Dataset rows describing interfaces
::::
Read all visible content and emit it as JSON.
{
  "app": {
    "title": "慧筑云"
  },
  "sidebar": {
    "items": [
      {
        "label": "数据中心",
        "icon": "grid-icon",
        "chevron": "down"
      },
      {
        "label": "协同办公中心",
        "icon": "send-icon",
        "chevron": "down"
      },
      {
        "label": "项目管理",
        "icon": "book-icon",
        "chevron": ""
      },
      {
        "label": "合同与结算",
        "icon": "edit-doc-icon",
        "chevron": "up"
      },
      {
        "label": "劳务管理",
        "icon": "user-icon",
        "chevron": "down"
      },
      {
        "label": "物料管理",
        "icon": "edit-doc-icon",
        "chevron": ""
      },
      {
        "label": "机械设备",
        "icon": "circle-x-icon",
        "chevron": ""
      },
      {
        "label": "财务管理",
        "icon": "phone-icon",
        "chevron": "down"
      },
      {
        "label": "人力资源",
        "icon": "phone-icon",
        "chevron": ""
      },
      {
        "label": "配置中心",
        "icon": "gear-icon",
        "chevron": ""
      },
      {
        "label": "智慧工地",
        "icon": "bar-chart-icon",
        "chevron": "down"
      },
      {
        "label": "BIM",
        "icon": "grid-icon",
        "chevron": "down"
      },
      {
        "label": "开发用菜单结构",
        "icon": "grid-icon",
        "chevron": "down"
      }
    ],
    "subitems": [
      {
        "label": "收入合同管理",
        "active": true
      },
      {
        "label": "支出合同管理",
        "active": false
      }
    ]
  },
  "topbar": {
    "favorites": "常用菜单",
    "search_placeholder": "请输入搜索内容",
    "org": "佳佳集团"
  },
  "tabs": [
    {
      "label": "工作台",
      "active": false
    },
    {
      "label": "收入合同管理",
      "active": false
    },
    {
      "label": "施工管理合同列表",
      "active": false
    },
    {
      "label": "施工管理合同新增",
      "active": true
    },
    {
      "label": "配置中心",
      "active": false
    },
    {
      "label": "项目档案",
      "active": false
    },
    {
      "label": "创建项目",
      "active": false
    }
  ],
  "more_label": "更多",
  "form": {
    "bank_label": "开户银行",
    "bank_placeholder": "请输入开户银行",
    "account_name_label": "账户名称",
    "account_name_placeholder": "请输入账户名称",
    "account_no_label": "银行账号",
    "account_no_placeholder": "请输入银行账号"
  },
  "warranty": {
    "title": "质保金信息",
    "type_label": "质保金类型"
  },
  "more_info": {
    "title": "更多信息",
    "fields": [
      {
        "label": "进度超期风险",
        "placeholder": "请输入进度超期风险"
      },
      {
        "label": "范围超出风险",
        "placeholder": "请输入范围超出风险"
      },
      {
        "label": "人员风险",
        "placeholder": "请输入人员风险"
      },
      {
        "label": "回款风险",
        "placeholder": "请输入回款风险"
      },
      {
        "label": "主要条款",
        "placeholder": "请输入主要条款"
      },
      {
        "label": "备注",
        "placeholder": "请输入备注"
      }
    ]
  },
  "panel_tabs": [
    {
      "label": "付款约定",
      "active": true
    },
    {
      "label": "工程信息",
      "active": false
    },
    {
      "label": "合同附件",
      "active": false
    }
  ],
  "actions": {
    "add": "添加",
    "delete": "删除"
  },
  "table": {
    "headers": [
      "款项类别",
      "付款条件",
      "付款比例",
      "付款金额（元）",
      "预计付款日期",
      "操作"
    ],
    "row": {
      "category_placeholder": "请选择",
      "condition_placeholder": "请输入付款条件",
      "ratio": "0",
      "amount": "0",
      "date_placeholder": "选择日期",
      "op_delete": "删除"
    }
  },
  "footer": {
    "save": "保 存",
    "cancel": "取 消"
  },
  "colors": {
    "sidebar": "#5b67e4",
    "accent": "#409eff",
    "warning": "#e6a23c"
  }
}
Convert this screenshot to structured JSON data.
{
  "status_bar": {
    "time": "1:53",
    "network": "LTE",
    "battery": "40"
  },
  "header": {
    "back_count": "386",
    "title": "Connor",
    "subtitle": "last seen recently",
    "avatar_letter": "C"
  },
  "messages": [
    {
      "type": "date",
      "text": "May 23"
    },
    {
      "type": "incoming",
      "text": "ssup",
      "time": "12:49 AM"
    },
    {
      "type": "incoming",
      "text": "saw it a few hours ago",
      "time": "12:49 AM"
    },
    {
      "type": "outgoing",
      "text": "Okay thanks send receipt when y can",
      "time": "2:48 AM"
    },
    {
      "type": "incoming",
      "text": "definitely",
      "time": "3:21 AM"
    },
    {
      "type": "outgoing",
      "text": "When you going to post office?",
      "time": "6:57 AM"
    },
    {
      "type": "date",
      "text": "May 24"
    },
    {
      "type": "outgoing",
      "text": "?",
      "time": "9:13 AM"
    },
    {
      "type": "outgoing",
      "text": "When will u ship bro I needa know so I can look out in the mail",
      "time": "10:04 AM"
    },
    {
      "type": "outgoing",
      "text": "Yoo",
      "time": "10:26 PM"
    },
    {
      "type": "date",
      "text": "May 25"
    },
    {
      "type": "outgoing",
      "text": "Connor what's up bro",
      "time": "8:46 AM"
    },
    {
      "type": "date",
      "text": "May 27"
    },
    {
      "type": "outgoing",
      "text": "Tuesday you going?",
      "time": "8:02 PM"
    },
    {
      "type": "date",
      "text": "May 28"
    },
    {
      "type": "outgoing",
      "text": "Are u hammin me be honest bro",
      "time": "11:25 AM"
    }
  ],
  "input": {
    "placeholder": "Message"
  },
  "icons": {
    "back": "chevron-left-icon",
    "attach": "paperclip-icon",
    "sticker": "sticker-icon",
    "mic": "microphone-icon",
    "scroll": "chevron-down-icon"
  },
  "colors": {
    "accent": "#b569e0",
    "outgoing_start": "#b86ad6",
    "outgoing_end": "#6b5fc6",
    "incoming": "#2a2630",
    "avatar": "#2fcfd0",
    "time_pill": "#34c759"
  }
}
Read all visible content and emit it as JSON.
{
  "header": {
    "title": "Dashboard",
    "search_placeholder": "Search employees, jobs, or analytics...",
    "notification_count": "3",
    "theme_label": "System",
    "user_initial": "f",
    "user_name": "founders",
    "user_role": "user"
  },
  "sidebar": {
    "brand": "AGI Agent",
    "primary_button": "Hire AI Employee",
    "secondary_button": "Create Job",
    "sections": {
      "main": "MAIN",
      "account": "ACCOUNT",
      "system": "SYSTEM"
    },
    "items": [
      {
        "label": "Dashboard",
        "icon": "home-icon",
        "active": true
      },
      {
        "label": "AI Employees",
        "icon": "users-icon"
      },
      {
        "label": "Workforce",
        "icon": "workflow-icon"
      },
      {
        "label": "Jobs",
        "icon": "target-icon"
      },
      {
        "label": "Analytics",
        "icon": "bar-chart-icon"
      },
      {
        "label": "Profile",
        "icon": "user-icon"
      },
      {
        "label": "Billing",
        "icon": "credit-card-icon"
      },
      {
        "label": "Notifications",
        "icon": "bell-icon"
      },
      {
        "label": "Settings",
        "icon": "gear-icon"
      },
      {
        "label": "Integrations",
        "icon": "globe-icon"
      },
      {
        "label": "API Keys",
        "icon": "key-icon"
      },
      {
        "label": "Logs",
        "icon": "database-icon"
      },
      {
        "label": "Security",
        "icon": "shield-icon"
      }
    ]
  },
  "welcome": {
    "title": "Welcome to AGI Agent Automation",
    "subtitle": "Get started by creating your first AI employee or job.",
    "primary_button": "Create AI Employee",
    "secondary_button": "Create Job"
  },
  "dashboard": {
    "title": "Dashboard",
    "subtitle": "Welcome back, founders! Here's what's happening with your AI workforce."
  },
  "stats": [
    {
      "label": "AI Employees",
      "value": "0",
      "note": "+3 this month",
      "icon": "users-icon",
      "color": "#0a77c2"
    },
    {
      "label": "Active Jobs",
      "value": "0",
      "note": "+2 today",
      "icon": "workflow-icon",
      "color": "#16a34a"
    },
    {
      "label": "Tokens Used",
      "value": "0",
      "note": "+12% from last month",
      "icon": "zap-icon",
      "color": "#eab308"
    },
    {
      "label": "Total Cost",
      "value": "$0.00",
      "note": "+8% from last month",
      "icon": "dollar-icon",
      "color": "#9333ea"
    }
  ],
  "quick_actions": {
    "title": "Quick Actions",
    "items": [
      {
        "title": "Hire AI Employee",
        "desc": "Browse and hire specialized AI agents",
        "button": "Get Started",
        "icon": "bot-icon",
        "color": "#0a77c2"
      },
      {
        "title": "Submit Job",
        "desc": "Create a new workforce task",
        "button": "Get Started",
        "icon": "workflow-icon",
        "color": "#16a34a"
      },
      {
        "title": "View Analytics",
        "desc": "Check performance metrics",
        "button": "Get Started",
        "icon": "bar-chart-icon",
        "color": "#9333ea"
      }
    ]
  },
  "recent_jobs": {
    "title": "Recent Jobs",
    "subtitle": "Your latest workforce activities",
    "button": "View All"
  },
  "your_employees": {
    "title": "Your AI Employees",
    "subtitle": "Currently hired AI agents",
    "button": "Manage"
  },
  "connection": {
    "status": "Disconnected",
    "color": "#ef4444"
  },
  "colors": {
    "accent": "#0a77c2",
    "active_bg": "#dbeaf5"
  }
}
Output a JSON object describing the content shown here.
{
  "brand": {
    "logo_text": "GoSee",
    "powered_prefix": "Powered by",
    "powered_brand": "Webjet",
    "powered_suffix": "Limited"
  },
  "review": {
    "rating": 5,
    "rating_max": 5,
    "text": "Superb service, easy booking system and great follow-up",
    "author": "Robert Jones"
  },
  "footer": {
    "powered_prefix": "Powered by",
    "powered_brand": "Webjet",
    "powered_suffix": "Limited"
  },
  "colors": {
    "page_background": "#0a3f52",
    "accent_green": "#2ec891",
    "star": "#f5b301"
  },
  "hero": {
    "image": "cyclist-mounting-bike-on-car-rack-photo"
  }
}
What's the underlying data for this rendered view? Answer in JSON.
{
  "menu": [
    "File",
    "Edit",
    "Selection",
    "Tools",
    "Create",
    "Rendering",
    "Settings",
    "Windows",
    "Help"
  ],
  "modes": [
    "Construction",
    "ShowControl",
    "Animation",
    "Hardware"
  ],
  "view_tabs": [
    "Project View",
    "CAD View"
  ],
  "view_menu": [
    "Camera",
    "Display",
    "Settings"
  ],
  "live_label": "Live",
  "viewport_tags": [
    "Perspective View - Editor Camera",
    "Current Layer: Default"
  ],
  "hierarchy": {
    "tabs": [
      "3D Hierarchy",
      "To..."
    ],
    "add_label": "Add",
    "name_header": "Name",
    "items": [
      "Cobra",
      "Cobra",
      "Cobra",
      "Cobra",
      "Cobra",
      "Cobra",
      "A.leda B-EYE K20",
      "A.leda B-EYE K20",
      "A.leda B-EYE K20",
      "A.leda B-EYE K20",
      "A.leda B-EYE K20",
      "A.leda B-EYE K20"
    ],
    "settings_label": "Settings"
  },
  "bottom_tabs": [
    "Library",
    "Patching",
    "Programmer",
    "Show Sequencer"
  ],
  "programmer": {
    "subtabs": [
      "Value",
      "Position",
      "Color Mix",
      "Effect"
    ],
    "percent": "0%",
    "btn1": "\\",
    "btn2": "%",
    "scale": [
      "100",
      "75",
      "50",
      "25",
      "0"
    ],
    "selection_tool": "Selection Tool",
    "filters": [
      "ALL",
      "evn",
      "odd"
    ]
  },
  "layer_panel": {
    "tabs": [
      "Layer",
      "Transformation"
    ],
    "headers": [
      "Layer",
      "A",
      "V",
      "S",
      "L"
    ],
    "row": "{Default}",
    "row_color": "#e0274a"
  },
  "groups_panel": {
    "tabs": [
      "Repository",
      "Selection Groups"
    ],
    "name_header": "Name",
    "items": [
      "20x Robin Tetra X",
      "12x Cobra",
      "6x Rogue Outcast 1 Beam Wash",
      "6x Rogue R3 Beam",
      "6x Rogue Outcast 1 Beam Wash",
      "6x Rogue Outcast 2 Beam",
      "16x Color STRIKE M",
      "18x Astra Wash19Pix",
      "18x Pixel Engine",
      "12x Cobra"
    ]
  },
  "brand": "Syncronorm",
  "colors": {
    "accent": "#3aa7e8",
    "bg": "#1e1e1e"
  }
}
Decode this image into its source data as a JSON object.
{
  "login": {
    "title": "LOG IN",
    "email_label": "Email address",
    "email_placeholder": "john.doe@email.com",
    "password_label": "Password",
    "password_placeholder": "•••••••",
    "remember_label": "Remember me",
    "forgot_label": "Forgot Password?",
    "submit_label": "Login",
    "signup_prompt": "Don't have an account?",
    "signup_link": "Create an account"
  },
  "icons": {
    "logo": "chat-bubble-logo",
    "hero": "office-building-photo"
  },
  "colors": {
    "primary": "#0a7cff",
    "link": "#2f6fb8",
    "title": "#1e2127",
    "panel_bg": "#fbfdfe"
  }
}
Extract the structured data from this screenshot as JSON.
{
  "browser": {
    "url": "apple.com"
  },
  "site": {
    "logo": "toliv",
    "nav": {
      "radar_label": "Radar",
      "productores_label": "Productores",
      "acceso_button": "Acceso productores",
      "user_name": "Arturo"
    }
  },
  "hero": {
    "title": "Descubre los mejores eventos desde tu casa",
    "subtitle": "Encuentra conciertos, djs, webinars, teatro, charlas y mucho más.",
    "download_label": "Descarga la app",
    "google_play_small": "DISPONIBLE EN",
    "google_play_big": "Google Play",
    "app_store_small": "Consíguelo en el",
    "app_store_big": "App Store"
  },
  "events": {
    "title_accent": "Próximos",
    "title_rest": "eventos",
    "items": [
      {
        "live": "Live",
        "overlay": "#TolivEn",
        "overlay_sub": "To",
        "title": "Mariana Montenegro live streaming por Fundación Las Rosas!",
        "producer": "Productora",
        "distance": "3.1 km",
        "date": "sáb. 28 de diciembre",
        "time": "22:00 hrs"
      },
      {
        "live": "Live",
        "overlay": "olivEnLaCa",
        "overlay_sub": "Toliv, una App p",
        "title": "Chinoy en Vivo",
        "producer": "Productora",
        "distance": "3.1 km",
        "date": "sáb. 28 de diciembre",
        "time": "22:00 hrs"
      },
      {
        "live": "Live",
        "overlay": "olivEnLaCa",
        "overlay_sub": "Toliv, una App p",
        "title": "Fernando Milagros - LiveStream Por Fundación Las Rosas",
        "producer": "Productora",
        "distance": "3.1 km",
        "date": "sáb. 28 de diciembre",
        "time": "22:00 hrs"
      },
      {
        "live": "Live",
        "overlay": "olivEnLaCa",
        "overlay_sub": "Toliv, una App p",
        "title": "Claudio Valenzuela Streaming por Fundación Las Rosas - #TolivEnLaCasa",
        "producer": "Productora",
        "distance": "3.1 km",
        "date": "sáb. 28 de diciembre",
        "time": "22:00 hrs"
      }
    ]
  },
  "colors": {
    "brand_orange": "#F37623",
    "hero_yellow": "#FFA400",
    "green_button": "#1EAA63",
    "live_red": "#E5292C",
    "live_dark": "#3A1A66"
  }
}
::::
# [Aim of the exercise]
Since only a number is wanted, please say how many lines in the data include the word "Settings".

# [Problem solution]
4